Katie and Matt break down a contentious interview with Wolf Blitzer and Nancy Pelosi, which derailed when Blitzer questioned the reasoning for stalling the potential HEROES Act stimulus package.
“[Nancy Pelosi is] one woman who’s extremely rich and powerful, and if you’re more offended by a tone that you think Wolf Blitzer took with her,” says Katie, “if you care more about that than all the women who are out there suffering, not having their needs met, and who Nancy Pelosi is OK throwing under the bus, selling down the river… then Nancy Pelosi is perfect for you.”
Matt is perplexed at the Democrats’ strategy on this issue. “Is it just because they don’t want to give Trump the win?” asks Matt.
For “Republicans Suck,” Matt submits a recent Trump campaign ad that features images of Jackie Robinson and Martin Luther King Jr., and the parallels to George H.W. Bush’s use of the Bobby McFerrin song, “Don’t Worry Be Happy.”
“Trump just keeps doing this stuff. He keeps faux-enlisting people into his cause who really aren’t fans of his,” says Matt.
This week’s guest is poly-hyphenate Antonio García Martínez, a former product manager at Facebook and author of Chaos Monkeys. García Martínez gives a behind-the-scenes point of view into how Facebook and other social media platforms handle ad-targeting, debunking theories on how much data they really have on their users (and what they do with this data), while also explaining the potentially nefarious sides that do have some validity.
García Martínez has for years argued that the power of Cambridge Analytica has been overblown. He cites a recent report from the Information Commissioner’s Office in the U.K. that appears to unravel the accusations against Cambridge Analytica from two years ago, and how much influence they may have had on the 2016 U.S. presidential election
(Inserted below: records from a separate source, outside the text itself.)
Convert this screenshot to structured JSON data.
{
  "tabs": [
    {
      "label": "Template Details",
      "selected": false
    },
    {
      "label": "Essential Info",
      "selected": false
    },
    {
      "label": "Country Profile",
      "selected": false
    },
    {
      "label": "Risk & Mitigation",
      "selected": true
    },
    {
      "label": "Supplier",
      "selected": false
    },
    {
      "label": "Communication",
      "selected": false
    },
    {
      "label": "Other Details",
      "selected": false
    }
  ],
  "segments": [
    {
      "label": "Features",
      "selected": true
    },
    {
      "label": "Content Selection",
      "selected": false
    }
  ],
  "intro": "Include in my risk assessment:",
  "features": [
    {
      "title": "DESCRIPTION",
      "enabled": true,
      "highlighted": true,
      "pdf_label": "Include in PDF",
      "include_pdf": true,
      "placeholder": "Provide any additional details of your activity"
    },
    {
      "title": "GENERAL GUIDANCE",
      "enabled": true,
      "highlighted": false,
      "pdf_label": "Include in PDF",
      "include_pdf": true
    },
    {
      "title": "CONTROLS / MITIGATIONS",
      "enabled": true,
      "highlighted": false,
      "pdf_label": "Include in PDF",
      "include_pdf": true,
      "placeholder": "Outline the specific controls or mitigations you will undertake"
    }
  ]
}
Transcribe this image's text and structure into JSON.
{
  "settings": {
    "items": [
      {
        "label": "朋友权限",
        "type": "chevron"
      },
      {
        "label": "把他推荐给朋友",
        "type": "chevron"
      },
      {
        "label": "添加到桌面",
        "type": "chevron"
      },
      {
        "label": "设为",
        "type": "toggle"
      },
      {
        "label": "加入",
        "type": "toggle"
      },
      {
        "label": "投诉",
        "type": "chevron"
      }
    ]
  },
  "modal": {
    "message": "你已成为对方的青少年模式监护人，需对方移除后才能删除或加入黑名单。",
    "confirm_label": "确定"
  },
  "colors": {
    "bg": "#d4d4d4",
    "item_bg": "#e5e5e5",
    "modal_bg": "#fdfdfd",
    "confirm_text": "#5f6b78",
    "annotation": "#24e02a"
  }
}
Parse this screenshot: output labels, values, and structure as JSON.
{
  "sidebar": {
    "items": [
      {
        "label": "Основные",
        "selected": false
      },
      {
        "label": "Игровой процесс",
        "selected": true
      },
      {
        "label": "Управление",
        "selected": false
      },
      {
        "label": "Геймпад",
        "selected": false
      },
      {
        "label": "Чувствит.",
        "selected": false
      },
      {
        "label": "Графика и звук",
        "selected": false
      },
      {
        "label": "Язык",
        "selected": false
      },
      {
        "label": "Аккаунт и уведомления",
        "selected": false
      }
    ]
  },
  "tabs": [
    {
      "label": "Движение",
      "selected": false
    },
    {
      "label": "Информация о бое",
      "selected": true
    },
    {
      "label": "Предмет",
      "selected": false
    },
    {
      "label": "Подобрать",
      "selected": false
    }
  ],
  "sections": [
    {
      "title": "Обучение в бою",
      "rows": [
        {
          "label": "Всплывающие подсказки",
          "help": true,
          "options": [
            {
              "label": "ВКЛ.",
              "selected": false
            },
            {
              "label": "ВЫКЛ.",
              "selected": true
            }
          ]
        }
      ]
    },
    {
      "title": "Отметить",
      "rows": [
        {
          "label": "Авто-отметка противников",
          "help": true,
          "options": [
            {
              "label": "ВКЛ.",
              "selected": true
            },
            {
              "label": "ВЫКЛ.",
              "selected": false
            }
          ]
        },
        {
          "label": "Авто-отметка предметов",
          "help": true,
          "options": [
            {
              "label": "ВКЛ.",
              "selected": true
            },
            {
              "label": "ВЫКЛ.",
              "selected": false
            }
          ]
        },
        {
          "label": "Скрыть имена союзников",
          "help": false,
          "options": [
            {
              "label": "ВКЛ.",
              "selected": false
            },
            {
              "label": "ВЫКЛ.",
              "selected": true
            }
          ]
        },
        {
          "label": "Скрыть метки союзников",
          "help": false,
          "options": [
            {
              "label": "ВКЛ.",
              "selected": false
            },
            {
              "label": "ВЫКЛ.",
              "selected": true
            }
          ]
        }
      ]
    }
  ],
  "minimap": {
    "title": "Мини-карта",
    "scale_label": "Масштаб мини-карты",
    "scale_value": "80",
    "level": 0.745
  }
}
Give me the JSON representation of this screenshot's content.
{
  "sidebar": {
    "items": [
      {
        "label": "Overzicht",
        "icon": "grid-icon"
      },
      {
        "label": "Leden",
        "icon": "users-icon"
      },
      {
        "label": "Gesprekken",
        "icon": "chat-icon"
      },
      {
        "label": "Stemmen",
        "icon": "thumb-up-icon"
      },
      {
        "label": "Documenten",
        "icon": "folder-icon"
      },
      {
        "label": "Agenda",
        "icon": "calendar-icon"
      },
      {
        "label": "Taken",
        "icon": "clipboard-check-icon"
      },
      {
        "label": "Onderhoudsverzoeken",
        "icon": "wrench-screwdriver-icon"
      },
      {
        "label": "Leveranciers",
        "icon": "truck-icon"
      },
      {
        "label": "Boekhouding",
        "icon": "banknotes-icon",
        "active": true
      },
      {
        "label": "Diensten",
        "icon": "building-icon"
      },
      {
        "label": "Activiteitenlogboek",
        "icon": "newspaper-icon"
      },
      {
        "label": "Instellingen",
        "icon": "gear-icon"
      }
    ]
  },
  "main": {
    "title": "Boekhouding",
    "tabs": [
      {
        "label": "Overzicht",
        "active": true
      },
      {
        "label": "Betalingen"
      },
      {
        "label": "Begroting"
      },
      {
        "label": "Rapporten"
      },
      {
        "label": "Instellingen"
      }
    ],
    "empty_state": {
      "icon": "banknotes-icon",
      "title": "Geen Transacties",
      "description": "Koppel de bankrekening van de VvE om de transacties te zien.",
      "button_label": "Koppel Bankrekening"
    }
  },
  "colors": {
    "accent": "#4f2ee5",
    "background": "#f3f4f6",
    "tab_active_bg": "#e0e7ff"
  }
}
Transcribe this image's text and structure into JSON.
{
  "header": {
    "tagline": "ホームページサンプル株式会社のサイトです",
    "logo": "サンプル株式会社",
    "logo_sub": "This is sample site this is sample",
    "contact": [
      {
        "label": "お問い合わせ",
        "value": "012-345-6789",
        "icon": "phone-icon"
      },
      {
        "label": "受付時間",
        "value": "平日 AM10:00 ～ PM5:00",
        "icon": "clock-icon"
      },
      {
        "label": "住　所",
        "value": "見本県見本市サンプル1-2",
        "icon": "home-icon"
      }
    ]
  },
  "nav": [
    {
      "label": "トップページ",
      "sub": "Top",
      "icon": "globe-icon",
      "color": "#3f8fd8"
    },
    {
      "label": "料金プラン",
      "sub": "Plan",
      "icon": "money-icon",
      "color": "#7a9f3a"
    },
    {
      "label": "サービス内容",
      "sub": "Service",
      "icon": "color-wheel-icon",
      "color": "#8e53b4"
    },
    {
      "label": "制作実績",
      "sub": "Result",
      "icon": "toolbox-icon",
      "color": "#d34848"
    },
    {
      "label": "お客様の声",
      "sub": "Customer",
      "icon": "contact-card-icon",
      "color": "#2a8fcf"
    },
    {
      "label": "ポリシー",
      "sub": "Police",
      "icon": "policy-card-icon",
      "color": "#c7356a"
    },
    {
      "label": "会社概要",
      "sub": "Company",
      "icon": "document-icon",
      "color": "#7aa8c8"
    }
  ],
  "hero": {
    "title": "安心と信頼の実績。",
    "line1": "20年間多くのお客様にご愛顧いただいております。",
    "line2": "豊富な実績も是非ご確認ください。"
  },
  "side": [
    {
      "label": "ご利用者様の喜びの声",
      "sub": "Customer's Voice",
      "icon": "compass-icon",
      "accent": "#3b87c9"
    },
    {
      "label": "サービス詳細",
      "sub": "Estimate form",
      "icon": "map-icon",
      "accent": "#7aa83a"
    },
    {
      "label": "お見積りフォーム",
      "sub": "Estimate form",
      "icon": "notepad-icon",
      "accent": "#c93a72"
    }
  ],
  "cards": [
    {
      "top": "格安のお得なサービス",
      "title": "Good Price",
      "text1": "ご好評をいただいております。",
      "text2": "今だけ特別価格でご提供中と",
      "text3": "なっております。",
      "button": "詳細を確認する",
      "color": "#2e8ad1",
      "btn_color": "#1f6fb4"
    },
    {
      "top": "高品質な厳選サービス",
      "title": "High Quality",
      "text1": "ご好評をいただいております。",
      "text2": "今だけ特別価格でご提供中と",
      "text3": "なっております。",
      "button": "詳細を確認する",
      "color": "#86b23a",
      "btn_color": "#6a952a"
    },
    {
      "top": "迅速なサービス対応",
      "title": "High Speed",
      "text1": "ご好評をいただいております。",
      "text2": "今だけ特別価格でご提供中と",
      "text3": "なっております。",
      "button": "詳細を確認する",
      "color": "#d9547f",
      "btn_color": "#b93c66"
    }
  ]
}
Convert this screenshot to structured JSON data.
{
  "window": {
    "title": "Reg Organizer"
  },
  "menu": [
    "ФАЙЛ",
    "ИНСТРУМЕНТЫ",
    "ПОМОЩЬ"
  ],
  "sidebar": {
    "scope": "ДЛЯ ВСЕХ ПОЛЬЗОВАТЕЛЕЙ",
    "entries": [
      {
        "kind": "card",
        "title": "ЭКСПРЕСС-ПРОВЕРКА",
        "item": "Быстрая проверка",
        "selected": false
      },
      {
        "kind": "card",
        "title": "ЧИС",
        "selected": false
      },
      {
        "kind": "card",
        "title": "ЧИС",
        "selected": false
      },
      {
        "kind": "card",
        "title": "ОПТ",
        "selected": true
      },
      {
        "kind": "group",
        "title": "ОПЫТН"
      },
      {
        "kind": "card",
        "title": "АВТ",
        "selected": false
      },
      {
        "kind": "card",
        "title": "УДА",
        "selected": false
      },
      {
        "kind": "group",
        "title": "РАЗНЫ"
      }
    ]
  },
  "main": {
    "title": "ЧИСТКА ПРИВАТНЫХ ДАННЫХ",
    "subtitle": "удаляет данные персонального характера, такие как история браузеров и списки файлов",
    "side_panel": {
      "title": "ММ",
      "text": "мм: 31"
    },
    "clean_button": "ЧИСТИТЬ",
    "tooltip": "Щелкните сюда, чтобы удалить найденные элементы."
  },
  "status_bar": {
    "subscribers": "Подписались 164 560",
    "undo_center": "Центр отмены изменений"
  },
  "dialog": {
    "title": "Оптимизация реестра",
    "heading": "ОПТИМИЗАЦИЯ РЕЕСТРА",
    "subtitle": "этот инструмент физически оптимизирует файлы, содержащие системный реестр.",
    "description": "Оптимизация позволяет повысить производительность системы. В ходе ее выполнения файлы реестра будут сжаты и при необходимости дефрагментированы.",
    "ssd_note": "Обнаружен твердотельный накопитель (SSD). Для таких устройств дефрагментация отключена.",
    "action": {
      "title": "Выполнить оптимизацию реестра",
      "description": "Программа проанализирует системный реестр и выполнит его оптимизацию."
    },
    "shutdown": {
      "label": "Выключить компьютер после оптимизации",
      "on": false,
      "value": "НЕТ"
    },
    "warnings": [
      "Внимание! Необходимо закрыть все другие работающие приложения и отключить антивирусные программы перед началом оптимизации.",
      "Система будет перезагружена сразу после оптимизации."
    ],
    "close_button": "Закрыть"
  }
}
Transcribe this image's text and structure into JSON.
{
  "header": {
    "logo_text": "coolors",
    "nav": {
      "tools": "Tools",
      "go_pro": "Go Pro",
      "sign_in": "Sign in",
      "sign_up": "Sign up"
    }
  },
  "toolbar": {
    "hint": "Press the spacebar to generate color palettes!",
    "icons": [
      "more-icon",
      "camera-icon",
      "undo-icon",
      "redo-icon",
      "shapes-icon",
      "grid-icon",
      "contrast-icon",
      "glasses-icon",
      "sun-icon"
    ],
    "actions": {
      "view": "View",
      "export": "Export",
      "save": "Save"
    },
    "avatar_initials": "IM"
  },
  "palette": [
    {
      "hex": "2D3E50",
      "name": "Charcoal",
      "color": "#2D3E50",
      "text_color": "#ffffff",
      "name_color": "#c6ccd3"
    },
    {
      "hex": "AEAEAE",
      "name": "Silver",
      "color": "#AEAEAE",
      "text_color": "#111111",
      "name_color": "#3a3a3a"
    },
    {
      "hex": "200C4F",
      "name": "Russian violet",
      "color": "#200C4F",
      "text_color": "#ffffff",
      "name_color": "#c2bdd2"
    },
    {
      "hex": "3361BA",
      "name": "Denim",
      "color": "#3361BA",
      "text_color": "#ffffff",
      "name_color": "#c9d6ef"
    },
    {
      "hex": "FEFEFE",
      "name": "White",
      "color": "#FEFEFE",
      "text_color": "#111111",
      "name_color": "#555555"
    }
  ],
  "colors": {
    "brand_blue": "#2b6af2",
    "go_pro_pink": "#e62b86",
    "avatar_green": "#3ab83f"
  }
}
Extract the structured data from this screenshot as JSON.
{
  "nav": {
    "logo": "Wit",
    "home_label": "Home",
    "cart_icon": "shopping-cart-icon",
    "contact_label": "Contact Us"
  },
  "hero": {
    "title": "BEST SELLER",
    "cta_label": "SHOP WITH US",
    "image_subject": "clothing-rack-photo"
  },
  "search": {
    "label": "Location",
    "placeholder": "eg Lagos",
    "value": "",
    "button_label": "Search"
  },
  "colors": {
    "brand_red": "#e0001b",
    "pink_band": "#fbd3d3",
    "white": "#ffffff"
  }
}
“Their biggest act of salesmanship, I think, was convincing journalists that their technology was amazing,” says García Martínez.
He also explains what psychographics targeting is, and how the technology behind ad-targeting works at places like Facebook. “It is itself a marketing gimmick,” says García Martínez.
“The reality is that most data that you inject into Facebook, things like conversations with your partner, pictures of you at a party, really have no commercial value,” says García Martínez. “The number of times that you actually mention commercial content in a conversation anywhere is not as high as you think, and even then, getting the sentiment around it would probably be really difficult.”
At the end of the day, García Martínez is not a tech evangelist, but he thinks the attacks on tech are overblown.
“It’s odd the turn that the media has taken against tech,” says García Martínez. “The avenues of attack they’ve taken just seem so basic and just wrong and little bit elementary.”